  1. Provide the medical staff with sufficient medication and related supplies to cover the full length of camp.
  2. Properly label all medications with the camper’s name and ensure the meds come in the original medication container. Please note that we do not accept pre-filled pill boxes.
  3. Notify medical staff at registration if there is a change in the medication dosage or schedule that is not reflected on the medication label.
  4. Please alert the medical staff at registration if your child has been given their morning medications as well as medications that are due before the evening meal, to ensure consistency in the medication schedule. Please make every effort to give them their morning and noon meds prior to leaving them at camp with us.
  5. Sign a medication sheet at registration, verifying that you agree with the medication administration schedule that the medical staff has prepared after speaking with you by phone prior to camp. The camp medical staff will contact you 1-2 weeks prior to camp to discuss any changes and to hopefully minimize the time you spend at registration.

What does a typical day at Camp COCO look like?

7:00 am           Rise and Shine!
8:00 am           Breakfast
9:00 am           Morning Activities

Campers will rotate between several organized activities including: fishing, canoeing, field sports, target sports, arts & crafts, outdoor nature, and horseback riding.
12:00 pm        Lunch, Clean cabin and/or Rest period
1:45 pm          Afternoon Activities
Campers will participate in activities including:  swimming, zip line, high ropes course, barnyard animals, special events, and more.
3:00 pm          Snack
3:45 pm          Continued Afternoon Activities
5:30 pm          Dinner
6:45 pm          Evening Activities
A special activity is planned for each night.  Some examples are pontoon boat rides, hay-rack rides, swimming party, glow-in-the-dark Frisbee, and of course the last night is always a dance party with a DJ.
9:00 pm          Meds & Beds for younger campers – Usually shower time to wash off the dirt.
                      Teen (13-17yo) Night Activities
Evening activities for the teens are organized/supervised game nights of some variety.
10:30 pm        Meds & Beds for all

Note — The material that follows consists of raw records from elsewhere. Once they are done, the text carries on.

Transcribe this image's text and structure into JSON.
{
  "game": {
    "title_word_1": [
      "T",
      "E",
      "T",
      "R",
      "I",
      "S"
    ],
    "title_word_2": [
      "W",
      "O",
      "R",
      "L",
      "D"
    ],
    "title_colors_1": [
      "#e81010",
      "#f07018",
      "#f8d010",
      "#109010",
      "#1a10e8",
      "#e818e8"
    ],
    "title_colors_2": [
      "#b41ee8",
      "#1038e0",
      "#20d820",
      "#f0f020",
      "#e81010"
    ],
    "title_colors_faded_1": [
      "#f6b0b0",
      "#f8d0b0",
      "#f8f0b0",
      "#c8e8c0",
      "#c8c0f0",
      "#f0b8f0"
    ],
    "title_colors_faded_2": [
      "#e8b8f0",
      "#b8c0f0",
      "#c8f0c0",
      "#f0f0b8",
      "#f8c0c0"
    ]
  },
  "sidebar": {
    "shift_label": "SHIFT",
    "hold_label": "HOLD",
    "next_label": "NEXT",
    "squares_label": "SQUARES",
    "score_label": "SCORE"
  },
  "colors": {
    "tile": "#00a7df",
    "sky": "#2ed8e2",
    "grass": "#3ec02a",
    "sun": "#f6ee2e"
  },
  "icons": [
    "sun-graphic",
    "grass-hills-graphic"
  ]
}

How can parents help prevent our kiddo from becoming homesick? How does the camp handle it?

Every year, a few kids get homesick at camp. This is a normal part of being away from home and part of “growing up” as children gain independence. Camp may be very different from a child’s home environment – rooming with others, different food, etc. There are many ways you can help your child prepare for camp and reduce homesickness:

  1. Practice sleeping in a sleeping bag or tent at home and using a flashlight.
  2. Talk to your child about what they will get to do at camp.
  3. Send a favorite toy, pillow, or blanket to camp to help them stay connected to home.
  4. Avoid temptation to “make a deal” such as telling your child, “If you give camp a few days and don’t like it, I will come get you.” The offer to rescue your child is done with the best of intentions, but a child may focus on nothing else but how to make this happen and might not give camp a fair chance. Don’t feel guilty about encouraging your child to stay at camp.  This opportunity is the first step toward independence and plays an important role in their growth and development.

We have found that having children call their parent(s) usually makes homesickness worse. If a child is very homesick, the medical staff will call you to discuss how to proceed without upsetting your child. We care about your child and we want camp to be a good experience. We try very hard to help campers beat homesickness. We have found that homesickness lasts 1-2 days and usually sets in because they are tired, hungry or bored. Once they are rested, fed, and kept busy with activities, they usually feel better.

Our goal is to provide a safe, rewarding camp week for every participant and we will not tolerate any form of bullying. We want your child to feel safe and comfortable to contact any member of our medical staff to address anything that makes them feel uncomfortable. Every camper is important to us and we want them to leave camp feeling happy and that it was the “best week ever”!